Last night, I had dinner with a long-time national security systems analyst who has worked in the Department of Defense and now works for one of the larger private think tanks funded mostly by government. She recounted to me how managing and coordinating large purchasing and acquisition networks in the national security business requires methodologies and approaches that few learn during their college education. That said, years ago, she was assigned an assistant who was brilliant and understood how the acquisitions process worked better than nearly anyone — and who turned out to be a spy.
World Bank President Paul Wolfowitz’s girlfriend, Shaha Riza, for whom Wolfowitz arranged not only jobs, incredible pay raises, automatic “outstanding” ratings in performance reviews, but also — apparently — a security clearance, is probably not a spy. But our system of national security “secrets management” is not based on trust. It’s based on multi-pronged, overlapping constant investigation — human and electronic.
It would be important for any senior State Department or Defense Department official tasked with maintaining the integrity and security of classified material and information to approach Shaha Riza — a Libyan national raised in Saudi Arabia — who was the “girlfriend” of the Deputy Secretary of Defense — as if she could be a spy.
This is not a matter that those who would know Ms. Riza or who trust Wolfowitz’s judgment should say “how dare someone raise that question?!” This should be the question that should have been asked at every stage of Shaha Riza’s apparent penetration of the Department of Defense, the Department of State, and the private firm, SAIC.
Sidney Blumenthal has laid out the core fundamental questions about the management of Shaha Riza’s security clearance:
Riza, who is not a U.S. citizen, had to receive a security clearance in order to work at the State Department. Who intervened? It is not unusual to have British or French midlevel officers at the department on exchange programs, but they receive security clearances based on the clearances they already have with their host governments. Granting a foreign national who is detailed from an international organization a security clearance, however, is extraordinary, even unprecedented.
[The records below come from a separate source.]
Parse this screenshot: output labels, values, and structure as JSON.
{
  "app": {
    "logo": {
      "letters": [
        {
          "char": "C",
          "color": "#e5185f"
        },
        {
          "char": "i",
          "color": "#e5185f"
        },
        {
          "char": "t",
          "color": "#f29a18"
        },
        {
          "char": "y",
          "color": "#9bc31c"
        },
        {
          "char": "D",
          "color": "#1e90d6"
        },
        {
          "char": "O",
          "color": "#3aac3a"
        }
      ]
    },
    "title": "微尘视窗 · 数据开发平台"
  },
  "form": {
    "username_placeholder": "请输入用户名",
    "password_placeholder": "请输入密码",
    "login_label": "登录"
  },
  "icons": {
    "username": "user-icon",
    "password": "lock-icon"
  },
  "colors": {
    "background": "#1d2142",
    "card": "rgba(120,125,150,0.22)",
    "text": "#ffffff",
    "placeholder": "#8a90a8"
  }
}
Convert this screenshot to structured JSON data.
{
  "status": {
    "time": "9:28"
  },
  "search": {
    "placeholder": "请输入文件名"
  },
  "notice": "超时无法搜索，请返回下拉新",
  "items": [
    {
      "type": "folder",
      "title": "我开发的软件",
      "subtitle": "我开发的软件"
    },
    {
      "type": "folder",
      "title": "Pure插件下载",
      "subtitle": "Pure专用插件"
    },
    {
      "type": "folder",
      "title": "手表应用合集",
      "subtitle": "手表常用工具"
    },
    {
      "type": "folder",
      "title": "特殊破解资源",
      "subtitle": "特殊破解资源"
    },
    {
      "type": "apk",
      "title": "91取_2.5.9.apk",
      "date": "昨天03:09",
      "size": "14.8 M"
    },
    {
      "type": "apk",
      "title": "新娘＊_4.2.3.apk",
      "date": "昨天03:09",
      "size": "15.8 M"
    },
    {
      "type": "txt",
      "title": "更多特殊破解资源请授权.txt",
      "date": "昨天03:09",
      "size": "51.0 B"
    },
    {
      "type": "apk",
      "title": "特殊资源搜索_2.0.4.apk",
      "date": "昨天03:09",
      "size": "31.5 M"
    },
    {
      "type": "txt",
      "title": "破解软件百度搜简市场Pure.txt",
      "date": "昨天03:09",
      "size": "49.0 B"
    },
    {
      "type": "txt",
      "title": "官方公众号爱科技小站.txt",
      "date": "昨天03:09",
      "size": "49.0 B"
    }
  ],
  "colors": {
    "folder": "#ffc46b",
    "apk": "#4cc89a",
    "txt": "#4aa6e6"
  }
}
So how could this clearance have been granted?
State Department officials familiar with the details of this matter confirmed to me that Shaha Ali Riza was detailed to the State Department and had unescorted access while working for Elizabeth Cheney. Access to the building requires a national security clearance or permanent escort by a person with such a clearance. But the State Department has no record of having issued a national security clearance to Riza.
State Department officials believe that Riza was issued such a clearance by the Defense Department after SAIC was forced by Wolfowitz and Feith to hire her. Then her clearance would have been recognized by the State Department through a credentials transmittal letter and Riza would have accessed the State Department on Pentagon credentials, using her Pentagon clearance to get a State Department building pass with a letter issued under instructions from Liz Cheney.
But State Department officials tell me that no such letter can be confirmed as received. And the officials stress that the department would never issue a clearance to a non-U.S. citizen as part of a contractual requisition. Issuing a national security clearance to a foreign national under instructions from a Pentagon official would constitute a violation of the executive orders governing clearances, they say.
Given these circumstances, the inspector general of the Defense Department should be ordered to investigate how Shaha Ali Riza was issued a Pentagon security clearance. And the inspector general of the State Department should investigate who ordered Riza’s building pass and whether there was a Pentagon credentials transmittal letter.
Senator Jay Rockefeller, Chairman of the Senate Intelligence Committee, or Rep. Henry Waxman, who is one of the best and most tenacious investigators of government abuses, or some other concerned member of Congress should call for a Department of Defense investigation into Riza’s security clearance, Wolfowitz’s role in fast-tracking the clearance, and the State Department’s seeming absence of any record confirming her clearance when Shaha Riza was granted unescorted access at the Department of State.
This “could” be serious — and the question of whether Shaha Riza is a spy or not should not be a matter for pundits to debate. Anyone getting access to the nation’s secrets is scrutinized as a potential leaker, a potential spy — but it appears on the surface that Paul Wolfowitz may have helped his girlfriend get in on the inside without much of that scrutiny.
— Steve Clemons